=== Begin Enclosure ===

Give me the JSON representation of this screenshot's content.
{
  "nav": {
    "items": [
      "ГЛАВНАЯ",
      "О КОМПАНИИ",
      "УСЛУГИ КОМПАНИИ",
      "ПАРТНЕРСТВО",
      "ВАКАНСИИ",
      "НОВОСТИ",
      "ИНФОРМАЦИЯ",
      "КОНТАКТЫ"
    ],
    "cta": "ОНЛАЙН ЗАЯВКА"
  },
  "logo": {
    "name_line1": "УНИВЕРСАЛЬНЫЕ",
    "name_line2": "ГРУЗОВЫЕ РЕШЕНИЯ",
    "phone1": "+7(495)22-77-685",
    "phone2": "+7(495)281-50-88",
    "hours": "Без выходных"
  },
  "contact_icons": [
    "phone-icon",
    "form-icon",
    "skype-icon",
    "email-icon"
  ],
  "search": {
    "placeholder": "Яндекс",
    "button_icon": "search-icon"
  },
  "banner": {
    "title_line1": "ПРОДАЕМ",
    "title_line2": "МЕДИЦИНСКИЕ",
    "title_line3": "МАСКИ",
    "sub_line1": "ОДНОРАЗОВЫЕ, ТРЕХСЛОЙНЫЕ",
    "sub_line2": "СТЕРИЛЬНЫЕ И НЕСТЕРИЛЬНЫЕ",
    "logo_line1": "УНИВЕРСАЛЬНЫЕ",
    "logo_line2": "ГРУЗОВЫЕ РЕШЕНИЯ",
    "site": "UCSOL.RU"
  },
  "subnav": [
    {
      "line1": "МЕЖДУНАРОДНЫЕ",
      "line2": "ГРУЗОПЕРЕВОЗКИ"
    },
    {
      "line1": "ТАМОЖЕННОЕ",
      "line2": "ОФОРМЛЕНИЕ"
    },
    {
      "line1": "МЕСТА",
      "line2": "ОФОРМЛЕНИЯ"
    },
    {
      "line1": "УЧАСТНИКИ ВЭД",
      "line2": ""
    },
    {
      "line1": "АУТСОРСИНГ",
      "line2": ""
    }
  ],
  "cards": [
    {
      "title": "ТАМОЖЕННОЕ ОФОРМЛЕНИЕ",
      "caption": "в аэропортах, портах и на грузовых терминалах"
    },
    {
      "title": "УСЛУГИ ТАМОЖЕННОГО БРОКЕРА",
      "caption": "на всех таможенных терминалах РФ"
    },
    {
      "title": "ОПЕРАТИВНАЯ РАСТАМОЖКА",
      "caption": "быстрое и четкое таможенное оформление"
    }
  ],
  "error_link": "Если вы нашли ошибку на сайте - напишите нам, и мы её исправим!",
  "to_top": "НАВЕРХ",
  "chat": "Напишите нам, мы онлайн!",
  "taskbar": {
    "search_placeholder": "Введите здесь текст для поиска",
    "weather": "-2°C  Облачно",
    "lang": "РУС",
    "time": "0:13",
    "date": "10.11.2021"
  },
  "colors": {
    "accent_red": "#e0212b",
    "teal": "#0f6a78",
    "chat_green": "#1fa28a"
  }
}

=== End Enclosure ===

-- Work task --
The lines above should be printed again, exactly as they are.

-- Output of the exercise --
Give me the JSON representation of this screenshot's content.
{
  "nav": {
    "items": [
      "ГЛАВНАЯ",
      "О КОМПАНИИ",
      "УСЛУГИ КОМПАНИИ",
      "ПАРТНЕРСТВО",
      "ВАКАНСИИ",
      "НОВОСТИ",
      "ИНФОРМАЦИЯ",
      "КОНТАКТЫ"
    ],
    "cta": "ОНЛАЙН ЗАЯВКА"
  },
  "logo": {
    "name_line1": "УНИВЕРСАЛЬНЫЕ",
    "name_line2": "ГРУЗОВЫЕ РЕШЕНИЯ",
    "phone1": "+7(495)22-77-685",
    "phone2": "+7(495)281-50-88",
    "hours": "Без выходных"
  },
  "contact_icons": [
    "phone-icon",
    "form-icon",
    "skype-icon",
    "email-icon"
  ],
  "search": {
    "placeholder": "Яндекс",
    "button_icon": "search-icon"
  },
  "banner": {
    "title_line1": "ПРОДАЕМ",
    "title_line2": "МЕДИЦИНСКИЕ",
    "title_line3": "МАСКИ",
    "sub_line1": "ОДНОРАЗОВЫЕ, ТРЕХСЛОЙНЫЕ",
    "sub_line2": "СТЕРИЛЬНЫЕ И НЕСТЕРИЛЬНЫЕ",
    "logo_line1": "УНИВЕРСАЛЬНЫЕ",
    "logo_line2": "ГРУЗОВЫЕ РЕШЕНИЯ",
    "site": "UCSOL.RU"
  },
  "subnav": [
    {
      "line1": "МЕЖДУНАРОДНЫЕ",
      "line2": "ГРУЗОПЕРЕВОЗКИ"
    },
    {
      "line1": "ТАМОЖЕННОЕ",
      "line2": "ОФОРМЛЕНИЕ"
    },
    {
      "line1": "МЕСТА",
      "line2": "ОФОРМЛЕНИЯ"
    },
    {
      "line1": "УЧАСТНИКИ ВЭД",
      "line2": ""
    },
    {
      "line1": "АУТСОРСИНГ",
      "line2": ""
    }
  ],
  "cards": [
    {
      "title": "ТАМОЖЕННОЕ ОФОРМЛЕНИЕ",
      "caption": "в аэропортах, портах и на грузовых терминалах"
    },
    {
      "title": "УСЛУГИ ТАМОЖЕННОГО БРОКЕРА",
      "caption": "на всех таможенных терминалах РФ"
    },
    {
      "title": "ОПЕРАТИВНАЯ РАСТАМОЖКА",
      "caption": "быстрое и четкое таможенное оформление"
    }
  ],
  "error_link": "Если вы нашли ошибку на сайте - напишите нам, и мы её исправим!",
  "to_top": "НАВЕРХ",
  "chat": "Напишите нам, мы онлайн!",
  "taskbar": {
    "search_placeholder": "Введите здесь текст для поиска",
    "weather": "-2°C  Облачно",
    "lang": "РУС",
    "time": "0:13",
    "date": "10.11.2021"
  },
  "colors": {
    "accent_red": "#e0212b",
    "teal": "#0f6a78",
    "chat_green": "#1fa28a"
  }
}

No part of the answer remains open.